Vaping Will Become Much Harder As Of August 8, 2016, According To New Federal Regulations

Vaping will become much more difficult on August 8, 2016, for hundreds of thousands of e-cigarette users in the United States. The new federal guidelines for vaping will require a much greater scrutiny of vaping products and will ultimately make it much more difficult for those under 18 to use e-cigarettes and other vaping products.

Starting tomorrow, the Food and Drug Administration will have to approve all e-cigarette and vaping products before they can be sold to the public. This includes all vaping products that have been available since February, 2007. Every vaping and e-cigarette device and product will have to be submitted to the FDA for approval before being made available for sale to the general public. Does this mean that every vaping product will disappear from shelves as of August 8? No. Manufacturers of vaping and e-cigarette products and devices will still be able to make their products available to the public for up to two years while they submit their applications to the FDA and await for an official review.

e-cigarettes
[Photo by Joe Raedle/Getty Images]
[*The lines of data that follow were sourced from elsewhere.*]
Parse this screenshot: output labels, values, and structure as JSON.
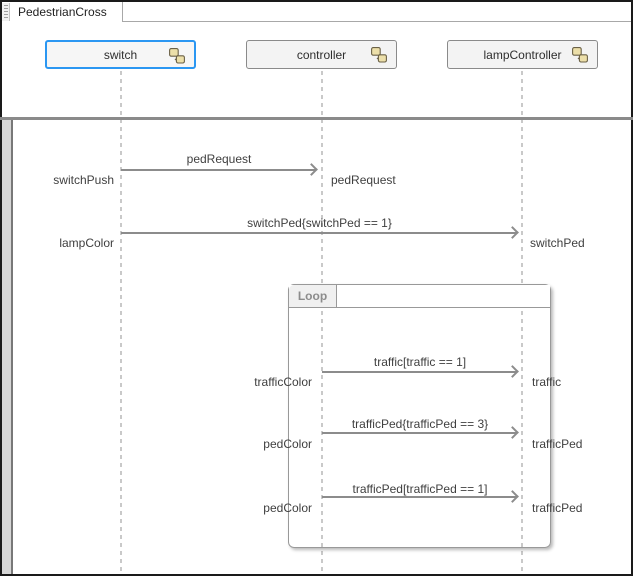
{
  "window": {
    "tab_title": "PedestrianCross"
  },
  "participants": [
    {
      "name": "switch",
      "selected": true
    },
    {
      "name": "controller",
      "selected": false
    },
    {
      "name": "lampController",
      "selected": false
    }
  ],
  "fragment": {
    "operator": "Loop"
  },
  "messages": [
    {
      "label": "pedRequest",
      "source_event": "switchPush",
      "target_event": "pedRequest",
      "from": "switch",
      "to": "controller"
    },
    {
      "label": "switchPed{switchPed == 1}",
      "source_event": "lampColor",
      "target_event": "switchPed",
      "from": "switch",
      "to": "lampController"
    },
    {
      "label": "traffic[traffic == 1]",
      "source_event": "trafficColor",
      "target_event": "traffic",
      "from": "controller",
      "to": "lampController"
    },
    {
      "label": "trafficPed{trafficPed == 3}",
      "source_event": "pedColor",
      "target_event": "trafficPed",
      "from": "controller",
      "to": "lampController"
    },
    {
      "label": "trafficPed[trafficPed == 1]",
      "source_event": "pedColor",
      "target_event": "trafficPed",
      "from": "controller",
      "to": "lampController"
    }
  ],
  "colors": {
    "selection_blue": "#2b97f2",
    "message_gray": "#8c8c8c",
    "lifeline_gray": "#c9c9c9",
    "fragment_border": "#999999",
    "icon_fill": "#ecdfa9",
    "icon_stroke": "#6b6146"
  }
}
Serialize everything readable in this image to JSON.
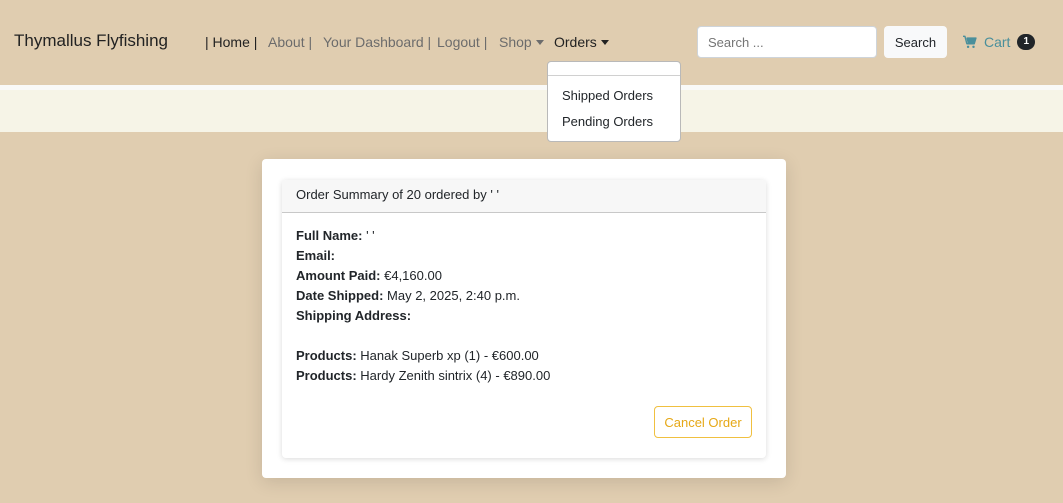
{
  "navbar": {
    "brand": "Thymallus Flyfishing",
    "links": {
      "home": "| Home |",
      "about": "About |",
      "dashboard": "Your Dashboard |",
      "logout": "Logout |",
      "shop": "Shop",
      "orders": "Orders"
    },
    "search": {
      "placeholder": "Search ...",
      "button_label": "Search"
    },
    "cart": {
      "label": "Cart",
      "count": "1",
      "icon": "cart-icon"
    }
  },
  "orders_dropdown": {
    "items": [
      "Shipped Orders",
      "Pending Orders"
    ]
  },
  "order": {
    "header": "Order Summary of 20 ordered by ' '",
    "full_name_label": "Full Name:",
    "full_name_value": " ' '",
    "email_label": "Email:",
    "email_value": "",
    "amount_label": "Amount Paid:",
    "amount_value": " €4,160.00",
    "date_label": "Date Shipped:",
    "date_value": " May 2, 2025, 2:40 p.m.",
    "address_label": "Shipping Address:",
    "address_value": "",
    "products": [
      {
        "label": "Products:",
        "value": " Hanak Superb xp (1) - €600.00"
      },
      {
        "label": "Products:",
        "value": " Hardy Zenith sintrix (4) - €890.00"
      }
    ],
    "cancel_label": "Cancel Order"
  },
  "colors": {
    "background": "#e0cdb0",
    "subbar": "#f6f4e7",
    "cart_link": "#4a8f9b",
    "cancel_button": "#e6a817"
  }
}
Some new vaping regulations that will go into effect on August 8 will effect vaping enthusiasts immediately, however. Starting on Monday, vaping stores won’t be allowed to give free samples to customers or sell to people younger than 18. Additionally, vaping store employees will be required to ask for identification from customers who appear to be under the age of 27. Lumped on top of the new regulations regarding vaping are premium, hand-rolled cigars, pipe, and hookah tobacco. Prior to this, it might surprise many that there was no federal law prohibiting retailers from selling e-cigarettes, hookah tobacco, or cigars to minors.

As expected, several vaping and e-cigarette groups and manufacturers have already launched a legal battle to stop the FDA just as cigarette companies did ever since Reader’s Digest announced in the early 1960s that cigarette smoking may cause cancer. The president of the American Vaping Association spoke out last Friday on the group’s website decrying the new federal guidelines as the end of vaping.
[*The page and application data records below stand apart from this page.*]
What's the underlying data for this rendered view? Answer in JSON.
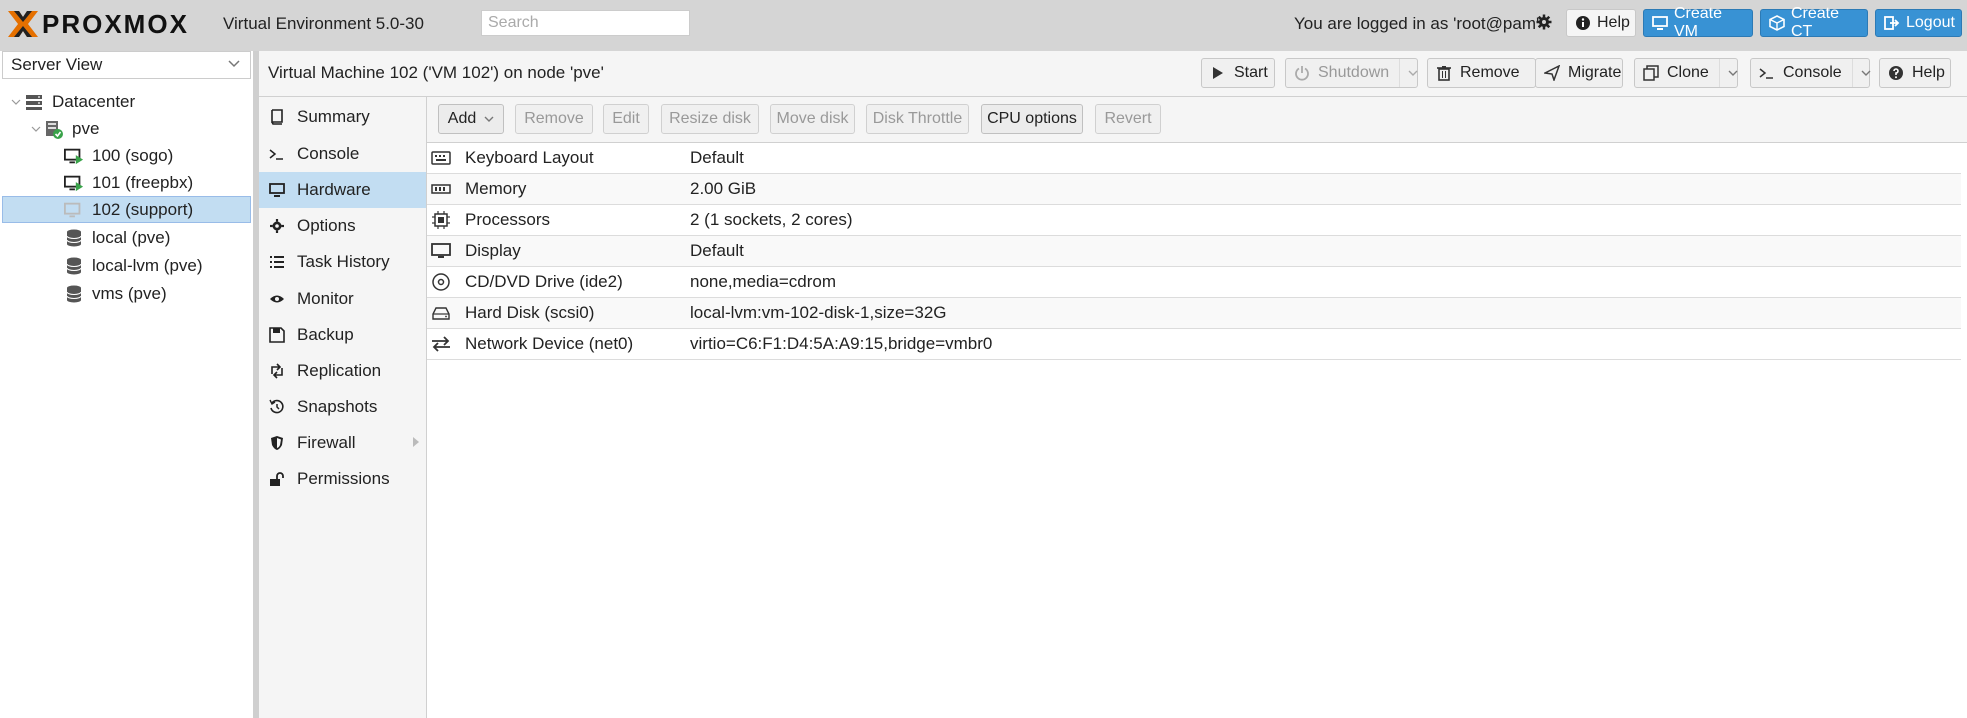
{
  "app": {
    "brand": "PROXMOX",
    "version_label": "Virtual Environment 5.0-30",
    "search_placeholder": "Search",
    "logged_in_text": "You are logged in as 'root@pam'"
  },
  "top_buttons": {
    "help": "Help",
    "create_vm": "Create VM",
    "create_ct": "Create CT",
    "logout": "Logout"
  },
  "tree": {
    "view": "Server View",
    "items": [
      {
        "label": "Datacenter",
        "icon": "datacenter-icon"
      },
      {
        "label": "pve",
        "icon": "node-online-icon"
      },
      {
        "label": "100 (sogo)",
        "icon": "vm-running-icon"
      },
      {
        "label": "101 (freepbx)",
        "icon": "vm-running-icon"
      },
      {
        "label": "102 (support)",
        "icon": "vm-stopped-icon"
      },
      {
        "label": "local (pve)",
        "icon": "storage-icon"
      },
      {
        "label": "local-lvm (pve)",
        "icon": "storage-icon"
      },
      {
        "label": "vms (pve)",
        "icon": "storage-icon"
      }
    ]
  },
  "header": {
    "title": "Virtual Machine 102 ('VM 102') on node 'pve'",
    "buttons": {
      "start": "Start",
      "shutdown": "Shutdown",
      "remove": "Remove",
      "migrate": "Migrate",
      "clone": "Clone",
      "console": "Console",
      "help": "Help"
    }
  },
  "nav": {
    "items": [
      {
        "label": "Summary",
        "icon": "book-icon"
      },
      {
        "label": "Console",
        "icon": "terminal-icon"
      },
      {
        "label": "Hardware",
        "icon": "desktop-icon"
      },
      {
        "label": "Options",
        "icon": "gear-icon"
      },
      {
        "label": "Task History",
        "icon": "list-icon"
      },
      {
        "label": "Monitor",
        "icon": "eye-icon"
      },
      {
        "label": "Backup",
        "icon": "floppy-icon"
      },
      {
        "label": "Replication",
        "icon": "retweet-icon"
      },
      {
        "label": "Snapshots",
        "icon": "history-icon"
      },
      {
        "label": "Firewall",
        "icon": "shield-icon"
      },
      {
        "label": "Permissions",
        "icon": "unlock-icon"
      }
    ],
    "active": "Hardware"
  },
  "toolbar": {
    "add": "Add",
    "remove": "Remove",
    "edit": "Edit",
    "resize_disk": "Resize disk",
    "move_disk": "Move disk",
    "disk_throttle": "Disk Throttle",
    "cpu_options": "CPU options",
    "revert": "Revert"
  },
  "hardware": [
    {
      "key": "Keyboard Layout",
      "value": "Default",
      "icon": "keyboard-icon"
    },
    {
      "key": "Memory",
      "value": "2.00 GiB",
      "icon": "memory-icon"
    },
    {
      "key": "Processors",
      "value": "2 (1 sockets, 2 cores)",
      "icon": "cpu-icon"
    },
    {
      "key": "Display",
      "value": "Default",
      "icon": "display-icon"
    },
    {
      "key": "CD/DVD Drive (ide2)",
      "value": "none,media=cdrom",
      "icon": "cdrom-icon"
    },
    {
      "key": "Hard Disk (scsi0)",
      "value": "local-lvm:vm-102-disk-1,size=32G",
      "icon": "harddisk-icon"
    },
    {
      "key": "Network Device (net0)",
      "value": "virtio=C6:F1:D4:5A:A9:15,bridge=vmbr0",
      "icon": "network-icon"
    }
  ],
  "colors": {
    "accent_blue": "#3892d4",
    "selection": "#c2ddf2",
    "logo_orange": "#e57000",
    "running_green": "#3aa34a"
  }
}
“The bad news is that August 8th marks the beginning of a two-year countdown to FDA prohibition of 99.9%+ of vapor products on the market. If we do not succeed in changing the FDA’s [new regulations], the vapor industry will shrink to almost nothing beginning August 8, 2018.”

E-cigarettes and vaping have been under fire as of late for not only being a gateway drug for tobacco, but for containing previously unrealized carcinogens. The debate over whether or not vaping is better for smokers than actual tobacco has been ongoing since the inception of vaping, however, the general consensus is that while it is not innocuous, vaping is definitely better for your health than smoking tobacco.

e-cigarettes
[Photo by VCG/VCG via Getty Images]

Vaping has been a hot topic as of late because its popularity has been continuing to climb, especially among young people. In contrast, the use of smoking tobacco among the same age group has been on the decline. The Centers for Disease Control and Prevention states that vaping among high school students rose from 1.5 percent in 2011 to 16 percent in 2015. As of now, federal health officials estimate about 3 million middle and high school students are currently vaping, and that’s been a source of concern among legislators.

Will these new vaping regulations have any real effect? Will young people find a way around the rules if they have already been using e-cigarettes and vaping? Perhaps the real advantage of the new regulations will be more pertinent to those who haven’t already been vaping and using e-cigarettes — and maybe that’s who the new regulations are pointed at. What do you think? Do you have a problem with vaping and e-cigarettes? Do you think it should be controlled by the FDA?

[Feature Photo by Andrew Burton/Getty Images]